ABOUT THIS EXERCISE: Which lines in the records below mention the word "handle"? Copy each one out.

TASK DATA:
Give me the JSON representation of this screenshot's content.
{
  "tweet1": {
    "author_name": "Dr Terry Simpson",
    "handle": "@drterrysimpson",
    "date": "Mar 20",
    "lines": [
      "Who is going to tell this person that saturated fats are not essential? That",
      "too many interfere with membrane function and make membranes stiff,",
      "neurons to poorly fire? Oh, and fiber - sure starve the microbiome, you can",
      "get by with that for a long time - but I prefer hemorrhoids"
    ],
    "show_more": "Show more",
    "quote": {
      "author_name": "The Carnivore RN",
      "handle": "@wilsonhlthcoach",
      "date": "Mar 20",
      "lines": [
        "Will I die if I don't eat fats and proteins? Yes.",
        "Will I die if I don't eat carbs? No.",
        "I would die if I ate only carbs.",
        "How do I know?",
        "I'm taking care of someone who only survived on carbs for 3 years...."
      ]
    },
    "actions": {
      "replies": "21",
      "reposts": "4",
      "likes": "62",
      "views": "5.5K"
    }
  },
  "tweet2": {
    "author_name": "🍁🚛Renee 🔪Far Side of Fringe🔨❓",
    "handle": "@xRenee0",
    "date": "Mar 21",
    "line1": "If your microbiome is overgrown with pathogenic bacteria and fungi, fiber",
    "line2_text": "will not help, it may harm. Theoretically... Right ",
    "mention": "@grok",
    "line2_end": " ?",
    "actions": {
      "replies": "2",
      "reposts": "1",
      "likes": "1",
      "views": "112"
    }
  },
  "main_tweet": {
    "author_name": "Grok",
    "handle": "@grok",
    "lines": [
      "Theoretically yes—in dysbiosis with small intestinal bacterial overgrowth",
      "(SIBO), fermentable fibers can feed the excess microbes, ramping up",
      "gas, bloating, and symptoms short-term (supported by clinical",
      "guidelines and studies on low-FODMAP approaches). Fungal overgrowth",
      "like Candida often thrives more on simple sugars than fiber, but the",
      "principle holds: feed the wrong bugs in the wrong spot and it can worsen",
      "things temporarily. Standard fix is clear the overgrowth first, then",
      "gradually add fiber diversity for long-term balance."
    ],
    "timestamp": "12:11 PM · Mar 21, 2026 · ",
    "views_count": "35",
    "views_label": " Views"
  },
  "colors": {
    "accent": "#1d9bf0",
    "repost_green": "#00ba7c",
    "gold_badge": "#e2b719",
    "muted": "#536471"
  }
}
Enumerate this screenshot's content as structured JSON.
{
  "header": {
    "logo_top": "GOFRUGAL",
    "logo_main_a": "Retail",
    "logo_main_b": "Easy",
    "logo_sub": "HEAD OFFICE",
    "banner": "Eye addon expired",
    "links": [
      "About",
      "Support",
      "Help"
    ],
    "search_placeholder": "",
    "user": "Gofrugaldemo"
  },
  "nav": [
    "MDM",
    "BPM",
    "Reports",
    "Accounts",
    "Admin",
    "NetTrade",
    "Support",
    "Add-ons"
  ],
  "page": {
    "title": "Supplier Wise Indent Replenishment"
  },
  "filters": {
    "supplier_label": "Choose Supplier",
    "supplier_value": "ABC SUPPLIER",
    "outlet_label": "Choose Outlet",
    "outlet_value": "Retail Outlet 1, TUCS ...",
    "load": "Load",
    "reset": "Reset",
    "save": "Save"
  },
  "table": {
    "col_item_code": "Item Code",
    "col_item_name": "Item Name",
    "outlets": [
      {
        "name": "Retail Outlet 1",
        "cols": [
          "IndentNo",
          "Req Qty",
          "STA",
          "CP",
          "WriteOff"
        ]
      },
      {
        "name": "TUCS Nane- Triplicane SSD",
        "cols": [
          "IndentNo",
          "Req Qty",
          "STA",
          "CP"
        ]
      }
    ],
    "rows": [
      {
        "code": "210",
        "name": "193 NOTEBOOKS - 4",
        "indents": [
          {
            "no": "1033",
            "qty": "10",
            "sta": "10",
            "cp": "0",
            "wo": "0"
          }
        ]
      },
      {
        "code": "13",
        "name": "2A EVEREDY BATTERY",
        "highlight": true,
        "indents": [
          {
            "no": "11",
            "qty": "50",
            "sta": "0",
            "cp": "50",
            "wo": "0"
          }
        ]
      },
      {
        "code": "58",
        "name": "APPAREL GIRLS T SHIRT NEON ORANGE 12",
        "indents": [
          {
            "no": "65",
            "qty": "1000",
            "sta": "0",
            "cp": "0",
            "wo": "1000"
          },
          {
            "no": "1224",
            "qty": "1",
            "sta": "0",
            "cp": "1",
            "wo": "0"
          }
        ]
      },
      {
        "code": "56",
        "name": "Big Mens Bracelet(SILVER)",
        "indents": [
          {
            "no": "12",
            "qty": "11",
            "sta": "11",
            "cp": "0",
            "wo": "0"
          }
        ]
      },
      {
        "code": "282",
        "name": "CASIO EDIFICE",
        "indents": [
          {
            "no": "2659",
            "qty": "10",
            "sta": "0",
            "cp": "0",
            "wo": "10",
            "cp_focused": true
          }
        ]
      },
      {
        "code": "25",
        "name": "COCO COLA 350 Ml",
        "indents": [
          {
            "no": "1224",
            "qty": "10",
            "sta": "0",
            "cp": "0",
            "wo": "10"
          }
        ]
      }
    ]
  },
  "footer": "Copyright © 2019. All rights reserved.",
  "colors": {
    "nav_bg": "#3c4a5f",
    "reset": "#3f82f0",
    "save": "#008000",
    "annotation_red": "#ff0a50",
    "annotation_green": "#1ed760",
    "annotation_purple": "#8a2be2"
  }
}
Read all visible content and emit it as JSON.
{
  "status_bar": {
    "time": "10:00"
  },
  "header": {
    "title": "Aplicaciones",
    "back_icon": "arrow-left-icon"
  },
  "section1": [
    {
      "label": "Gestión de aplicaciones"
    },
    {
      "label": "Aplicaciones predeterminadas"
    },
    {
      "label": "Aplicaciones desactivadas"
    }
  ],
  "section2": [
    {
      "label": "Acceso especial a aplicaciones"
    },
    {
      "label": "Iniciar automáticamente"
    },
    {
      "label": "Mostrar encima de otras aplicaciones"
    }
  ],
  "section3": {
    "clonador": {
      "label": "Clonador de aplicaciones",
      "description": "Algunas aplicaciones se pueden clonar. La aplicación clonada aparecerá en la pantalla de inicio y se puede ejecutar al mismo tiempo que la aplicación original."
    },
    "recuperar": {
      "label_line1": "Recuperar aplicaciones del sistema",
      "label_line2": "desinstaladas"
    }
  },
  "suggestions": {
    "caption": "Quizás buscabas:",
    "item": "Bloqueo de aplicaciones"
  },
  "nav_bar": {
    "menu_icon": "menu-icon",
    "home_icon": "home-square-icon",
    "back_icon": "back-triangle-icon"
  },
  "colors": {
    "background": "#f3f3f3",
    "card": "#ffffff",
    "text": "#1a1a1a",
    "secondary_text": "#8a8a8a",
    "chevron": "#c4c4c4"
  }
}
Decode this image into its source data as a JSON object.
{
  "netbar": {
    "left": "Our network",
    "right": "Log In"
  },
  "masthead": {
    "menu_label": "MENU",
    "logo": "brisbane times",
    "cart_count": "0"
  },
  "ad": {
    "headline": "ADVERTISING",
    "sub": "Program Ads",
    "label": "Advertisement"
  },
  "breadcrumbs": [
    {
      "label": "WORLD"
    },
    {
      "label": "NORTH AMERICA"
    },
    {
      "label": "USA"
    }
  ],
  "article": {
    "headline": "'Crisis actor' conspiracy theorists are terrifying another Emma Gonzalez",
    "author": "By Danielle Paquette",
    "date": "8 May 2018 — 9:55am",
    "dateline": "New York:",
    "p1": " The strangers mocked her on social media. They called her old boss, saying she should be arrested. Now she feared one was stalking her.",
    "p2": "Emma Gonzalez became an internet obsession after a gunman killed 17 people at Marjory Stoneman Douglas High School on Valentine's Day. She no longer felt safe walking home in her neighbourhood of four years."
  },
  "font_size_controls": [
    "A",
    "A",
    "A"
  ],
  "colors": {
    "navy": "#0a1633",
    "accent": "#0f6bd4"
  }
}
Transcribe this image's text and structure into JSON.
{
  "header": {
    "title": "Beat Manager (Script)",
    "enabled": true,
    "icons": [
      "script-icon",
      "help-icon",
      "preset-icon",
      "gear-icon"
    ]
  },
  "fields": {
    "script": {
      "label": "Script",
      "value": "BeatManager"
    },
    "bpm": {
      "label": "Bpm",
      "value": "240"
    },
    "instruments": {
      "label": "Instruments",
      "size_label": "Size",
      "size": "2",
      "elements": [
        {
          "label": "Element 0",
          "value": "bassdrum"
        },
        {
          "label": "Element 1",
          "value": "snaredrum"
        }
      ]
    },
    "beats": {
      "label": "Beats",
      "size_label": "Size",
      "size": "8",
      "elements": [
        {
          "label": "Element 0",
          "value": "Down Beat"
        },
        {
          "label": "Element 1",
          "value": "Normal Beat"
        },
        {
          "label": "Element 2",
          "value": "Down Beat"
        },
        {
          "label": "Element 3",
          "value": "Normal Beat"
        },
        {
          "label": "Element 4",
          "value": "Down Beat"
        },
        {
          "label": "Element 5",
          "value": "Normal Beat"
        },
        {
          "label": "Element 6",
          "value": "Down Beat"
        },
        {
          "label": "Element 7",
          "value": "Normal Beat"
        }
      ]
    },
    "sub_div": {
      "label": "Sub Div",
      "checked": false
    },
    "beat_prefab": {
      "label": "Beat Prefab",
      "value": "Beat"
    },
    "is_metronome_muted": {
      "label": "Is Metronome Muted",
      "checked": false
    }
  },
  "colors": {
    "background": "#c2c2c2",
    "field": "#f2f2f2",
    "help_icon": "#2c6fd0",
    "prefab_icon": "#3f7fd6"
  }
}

RESPONSE AREA:
    "handle": "@drterrysimpson",
      "handle": "@wilsonhlthcoach",
    "handle": "@xRenee0",
    "handle": "@grok",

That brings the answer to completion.